Jeff Skinner's effort and willingness to go to scoring areas on the ice is still evident, but his inability to be an offensive contributor of late has contributed in stalling Carolina's offense. (Photo by LTD)
The Carolina Hurricanes allowed their Southeast Division foe to jump out to a two-goal lead before rallying to force a tie and earn a point. But Atlanta's Tim Stapleton scored on a 2-on-1 transition goal to give the Thrashers the win in overtime, 3-2, at the RBC Center. Here are five observations from Wednesday's game.
1. Coach Paul Maurice's new fangled forward lines didn't last long, with Erik Cole jumping off the top line to join Jeff Skinner and Jussi Jokinen, while Tuomo Ruutu went to Eric Staal's wing with Cory Stillman during the game. It appears Maurice is trying anything and everything to get Skinner, the Canes No. 2 scorer, going. Other than an inconsequential goal late in the Chicago loss, Skinner has not scored since Feb. 18 and has just four points in the last eight games. In most circumstances, you could live with your 18-year-old rookie hitting a bit of a wall, but Carolina has relied on Skinner so much to provide extra scoring punch that his slump has triggered an avalanche of offensive problems up and down the lineup. For example, Ruutu has just one point (a goal) in his last nine games.
2. Speaking of scoring slumps, Brandon Sutter has re-entered the goal void. In December and January he went 16 games without scoring, but broke thru with five tallies in his next seven. But he hasn't scored since, a 14-game run without a goal. One can't stress enough how vital Sutter is Carolina's defensive efforts — a fun stat: he still has not been worse than a minus-1 in any game this season — so any scoring he does is truly gravy, but if there's ever been a time when the Canes needed him to step up his offensive production, it's now.
3. When Carolina fell behind 2-0 in the first period, it would not have been difficult to predict that Troy Bodie would be called on to swing the momentum. What was unexpected was that Bodie did it by scoring his first goal as a Hurricane, and not by having to face off against someone like Eric Boulton.
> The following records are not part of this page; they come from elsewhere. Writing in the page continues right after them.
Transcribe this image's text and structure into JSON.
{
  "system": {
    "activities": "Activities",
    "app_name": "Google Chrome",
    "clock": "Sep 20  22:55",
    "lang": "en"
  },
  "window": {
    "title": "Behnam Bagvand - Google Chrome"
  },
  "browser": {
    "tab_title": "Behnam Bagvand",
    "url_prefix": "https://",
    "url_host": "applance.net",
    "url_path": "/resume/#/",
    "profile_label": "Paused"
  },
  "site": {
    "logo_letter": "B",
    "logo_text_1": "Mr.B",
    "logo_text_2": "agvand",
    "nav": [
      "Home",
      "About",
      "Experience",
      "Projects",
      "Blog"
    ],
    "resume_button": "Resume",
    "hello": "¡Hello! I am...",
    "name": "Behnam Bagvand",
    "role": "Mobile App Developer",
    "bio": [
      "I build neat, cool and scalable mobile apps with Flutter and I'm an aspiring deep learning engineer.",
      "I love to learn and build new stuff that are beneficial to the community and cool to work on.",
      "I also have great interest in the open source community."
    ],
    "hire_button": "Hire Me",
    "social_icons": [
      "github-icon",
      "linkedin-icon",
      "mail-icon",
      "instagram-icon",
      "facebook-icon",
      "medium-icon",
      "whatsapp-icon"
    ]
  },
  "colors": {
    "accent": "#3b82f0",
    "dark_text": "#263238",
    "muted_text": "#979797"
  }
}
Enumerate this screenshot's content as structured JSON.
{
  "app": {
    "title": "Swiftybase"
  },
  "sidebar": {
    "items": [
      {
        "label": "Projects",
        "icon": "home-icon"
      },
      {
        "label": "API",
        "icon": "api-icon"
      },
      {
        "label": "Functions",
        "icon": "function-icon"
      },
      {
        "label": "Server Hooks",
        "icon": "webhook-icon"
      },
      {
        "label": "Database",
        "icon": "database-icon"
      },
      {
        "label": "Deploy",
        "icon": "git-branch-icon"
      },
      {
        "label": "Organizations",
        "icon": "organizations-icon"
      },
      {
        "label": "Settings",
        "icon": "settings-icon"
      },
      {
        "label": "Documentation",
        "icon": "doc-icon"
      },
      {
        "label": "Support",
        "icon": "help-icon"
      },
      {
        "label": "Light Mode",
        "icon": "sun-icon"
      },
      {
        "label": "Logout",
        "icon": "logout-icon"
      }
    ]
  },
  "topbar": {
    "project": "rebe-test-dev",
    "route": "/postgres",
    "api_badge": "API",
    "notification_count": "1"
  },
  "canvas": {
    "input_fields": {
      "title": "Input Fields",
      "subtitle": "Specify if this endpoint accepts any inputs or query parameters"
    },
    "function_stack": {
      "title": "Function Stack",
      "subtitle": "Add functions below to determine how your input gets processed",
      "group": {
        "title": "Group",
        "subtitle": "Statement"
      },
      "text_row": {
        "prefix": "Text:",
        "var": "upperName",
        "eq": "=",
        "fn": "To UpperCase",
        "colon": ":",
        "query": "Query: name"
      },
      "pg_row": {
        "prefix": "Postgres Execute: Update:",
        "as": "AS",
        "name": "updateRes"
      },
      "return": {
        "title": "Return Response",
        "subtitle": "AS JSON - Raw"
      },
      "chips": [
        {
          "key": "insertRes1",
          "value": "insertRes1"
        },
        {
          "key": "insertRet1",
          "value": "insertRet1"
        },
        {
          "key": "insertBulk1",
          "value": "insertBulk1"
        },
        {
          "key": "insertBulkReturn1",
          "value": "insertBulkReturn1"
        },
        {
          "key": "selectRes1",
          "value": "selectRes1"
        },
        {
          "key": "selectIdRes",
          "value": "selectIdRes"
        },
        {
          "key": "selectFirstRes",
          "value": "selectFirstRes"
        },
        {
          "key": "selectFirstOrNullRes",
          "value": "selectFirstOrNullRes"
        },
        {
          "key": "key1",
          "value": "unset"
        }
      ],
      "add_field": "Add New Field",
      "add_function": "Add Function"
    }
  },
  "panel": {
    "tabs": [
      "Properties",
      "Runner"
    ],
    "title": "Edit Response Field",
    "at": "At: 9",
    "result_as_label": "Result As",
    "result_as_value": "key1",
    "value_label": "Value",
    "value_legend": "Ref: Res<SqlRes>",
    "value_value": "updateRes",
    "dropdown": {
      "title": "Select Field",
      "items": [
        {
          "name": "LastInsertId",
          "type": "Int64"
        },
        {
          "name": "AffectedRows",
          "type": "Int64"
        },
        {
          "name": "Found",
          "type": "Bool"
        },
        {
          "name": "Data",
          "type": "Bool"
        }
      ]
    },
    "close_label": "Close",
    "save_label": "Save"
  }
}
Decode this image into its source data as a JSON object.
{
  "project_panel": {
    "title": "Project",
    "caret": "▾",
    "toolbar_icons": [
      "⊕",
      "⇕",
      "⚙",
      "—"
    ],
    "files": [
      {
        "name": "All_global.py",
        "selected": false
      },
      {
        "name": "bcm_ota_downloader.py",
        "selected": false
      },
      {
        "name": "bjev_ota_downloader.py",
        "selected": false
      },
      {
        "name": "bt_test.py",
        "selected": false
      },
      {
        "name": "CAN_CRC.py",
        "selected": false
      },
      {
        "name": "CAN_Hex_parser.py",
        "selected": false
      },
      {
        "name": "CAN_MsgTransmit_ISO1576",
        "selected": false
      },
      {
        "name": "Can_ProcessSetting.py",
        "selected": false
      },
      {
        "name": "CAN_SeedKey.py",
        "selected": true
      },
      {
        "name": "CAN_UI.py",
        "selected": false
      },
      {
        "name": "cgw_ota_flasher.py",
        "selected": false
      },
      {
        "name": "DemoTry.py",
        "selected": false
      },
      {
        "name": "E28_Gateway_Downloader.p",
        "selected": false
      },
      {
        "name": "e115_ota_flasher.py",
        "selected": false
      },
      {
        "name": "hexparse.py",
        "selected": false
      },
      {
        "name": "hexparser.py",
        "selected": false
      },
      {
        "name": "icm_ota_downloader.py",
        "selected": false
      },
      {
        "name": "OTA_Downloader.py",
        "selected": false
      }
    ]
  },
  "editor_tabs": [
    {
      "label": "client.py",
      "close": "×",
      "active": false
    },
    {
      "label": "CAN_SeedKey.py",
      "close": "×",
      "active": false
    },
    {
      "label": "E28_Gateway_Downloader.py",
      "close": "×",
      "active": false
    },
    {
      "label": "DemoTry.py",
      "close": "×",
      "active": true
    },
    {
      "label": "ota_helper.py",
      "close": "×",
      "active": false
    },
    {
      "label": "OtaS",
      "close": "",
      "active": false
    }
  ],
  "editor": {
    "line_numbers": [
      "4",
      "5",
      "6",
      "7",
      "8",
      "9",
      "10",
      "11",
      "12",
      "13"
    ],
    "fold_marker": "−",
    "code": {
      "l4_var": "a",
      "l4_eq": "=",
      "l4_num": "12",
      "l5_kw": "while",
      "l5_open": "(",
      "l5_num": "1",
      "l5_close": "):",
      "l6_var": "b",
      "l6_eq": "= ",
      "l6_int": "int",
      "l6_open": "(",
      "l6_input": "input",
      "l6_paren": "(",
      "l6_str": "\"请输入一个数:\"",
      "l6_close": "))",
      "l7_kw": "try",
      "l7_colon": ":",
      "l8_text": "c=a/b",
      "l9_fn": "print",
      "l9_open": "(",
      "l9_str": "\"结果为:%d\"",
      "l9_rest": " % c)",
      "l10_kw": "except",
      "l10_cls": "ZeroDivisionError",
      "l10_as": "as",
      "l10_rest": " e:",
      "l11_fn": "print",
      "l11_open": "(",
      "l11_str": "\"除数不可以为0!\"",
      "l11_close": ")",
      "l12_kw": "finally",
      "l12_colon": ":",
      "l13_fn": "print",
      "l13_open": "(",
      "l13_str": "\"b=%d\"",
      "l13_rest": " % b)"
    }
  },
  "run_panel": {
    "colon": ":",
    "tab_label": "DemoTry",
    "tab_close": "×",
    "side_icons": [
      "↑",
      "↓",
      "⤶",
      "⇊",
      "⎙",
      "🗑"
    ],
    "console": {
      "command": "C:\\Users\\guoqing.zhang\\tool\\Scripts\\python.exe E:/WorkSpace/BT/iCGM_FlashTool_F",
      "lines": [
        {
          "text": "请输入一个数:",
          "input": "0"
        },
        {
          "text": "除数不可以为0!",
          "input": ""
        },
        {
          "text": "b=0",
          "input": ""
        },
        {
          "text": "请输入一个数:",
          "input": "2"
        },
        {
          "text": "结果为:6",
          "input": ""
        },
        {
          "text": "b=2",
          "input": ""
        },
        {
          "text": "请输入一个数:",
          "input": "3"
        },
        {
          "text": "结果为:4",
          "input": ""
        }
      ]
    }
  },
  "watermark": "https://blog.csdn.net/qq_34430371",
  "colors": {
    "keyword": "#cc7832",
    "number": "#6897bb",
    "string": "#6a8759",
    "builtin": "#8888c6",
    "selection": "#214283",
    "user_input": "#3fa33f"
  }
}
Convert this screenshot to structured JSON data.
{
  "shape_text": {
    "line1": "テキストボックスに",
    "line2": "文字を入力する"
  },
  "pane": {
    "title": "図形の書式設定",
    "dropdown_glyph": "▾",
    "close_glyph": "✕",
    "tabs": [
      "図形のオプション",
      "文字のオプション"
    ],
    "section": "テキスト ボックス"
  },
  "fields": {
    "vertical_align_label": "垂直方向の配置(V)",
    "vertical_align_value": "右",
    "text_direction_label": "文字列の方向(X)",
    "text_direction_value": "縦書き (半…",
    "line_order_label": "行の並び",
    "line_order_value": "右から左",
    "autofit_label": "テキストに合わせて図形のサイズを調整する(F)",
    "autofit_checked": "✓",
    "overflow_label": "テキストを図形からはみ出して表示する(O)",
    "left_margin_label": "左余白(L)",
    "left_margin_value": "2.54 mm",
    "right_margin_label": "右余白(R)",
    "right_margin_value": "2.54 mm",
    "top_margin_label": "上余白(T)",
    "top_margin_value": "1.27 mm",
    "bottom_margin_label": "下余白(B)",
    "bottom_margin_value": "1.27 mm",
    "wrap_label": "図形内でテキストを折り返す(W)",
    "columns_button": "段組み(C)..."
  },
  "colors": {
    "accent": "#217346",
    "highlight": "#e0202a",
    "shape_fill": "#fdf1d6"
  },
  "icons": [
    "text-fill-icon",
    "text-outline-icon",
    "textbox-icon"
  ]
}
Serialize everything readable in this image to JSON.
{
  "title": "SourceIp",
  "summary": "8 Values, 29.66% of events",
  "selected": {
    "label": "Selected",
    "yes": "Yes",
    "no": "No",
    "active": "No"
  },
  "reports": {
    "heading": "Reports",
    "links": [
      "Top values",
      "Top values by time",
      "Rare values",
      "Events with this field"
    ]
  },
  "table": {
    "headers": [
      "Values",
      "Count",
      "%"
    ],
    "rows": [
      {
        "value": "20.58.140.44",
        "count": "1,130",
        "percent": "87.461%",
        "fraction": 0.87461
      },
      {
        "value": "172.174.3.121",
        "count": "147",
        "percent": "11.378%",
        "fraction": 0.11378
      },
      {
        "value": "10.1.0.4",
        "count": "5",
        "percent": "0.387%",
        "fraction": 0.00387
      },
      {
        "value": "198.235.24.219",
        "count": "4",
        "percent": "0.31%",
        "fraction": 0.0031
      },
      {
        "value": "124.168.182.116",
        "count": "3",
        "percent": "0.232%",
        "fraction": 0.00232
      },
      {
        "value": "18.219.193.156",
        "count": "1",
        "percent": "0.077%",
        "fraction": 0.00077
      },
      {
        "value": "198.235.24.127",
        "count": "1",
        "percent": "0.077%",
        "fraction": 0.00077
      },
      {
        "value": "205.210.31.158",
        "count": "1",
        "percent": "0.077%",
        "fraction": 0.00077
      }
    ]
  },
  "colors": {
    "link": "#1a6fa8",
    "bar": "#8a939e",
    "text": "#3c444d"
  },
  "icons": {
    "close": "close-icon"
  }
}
It had been almost a year since Bodie last scored — he tallied a shorthanded goal for the Ducks in a 5-2 win over Colorado on March 21, 2010 — but you can bet he'd rather make his impact filling the nets than dropping the gloves.
4. Fellow fourth liner Jerome Samson continues to do the right things, particularly in the offensive zone, but it's hard not to notice why he, like so many elite AHL forwards, is struggling to replicate his minor league success. Samson bobbled one pass in the slot that should have resulted in a prime scoring chance, and overall you can see that he's usually a half second slow with his reaction time. That small moment doesn't hurt you much in the minors, but it's the difference between scoring to not even getting a chance in the NHL. Perhaps breaking through and finally scoring a goal will help Samson, but right not he is showing why it will be tough for him to crack the top nine and be anything more than a grinding fourth liner in the NHL.
5. If Erik Cole doesn't re-sign in Carolina — and his return seems more and more likely every day, given his impact and ties to the area — Thrashers GM Rick Dudley is practically obligated to signing him in Atlanta simply to keep him off the opposing bench. Cole now has four goals in five games against Atlanta this season, and all have been clutch. He has 16 shots on goal against the Thrashers this season, a 3.2 per game average that is only topped by the 14 shots he has in three games vs. Ottawa among opponents the Canes have played more than once. Cole is on pace for 51 points, which would match his total from 2007-08 and make him a four-time 50-point player. That would tie him with Jeff O'Neill and Sami Kapanen and put him behind only Eric Staal (six 50-point seasons), Rod Brind`Amour (six), Ron Francis (five), and Ray Whitney (five) in Hurricanes history.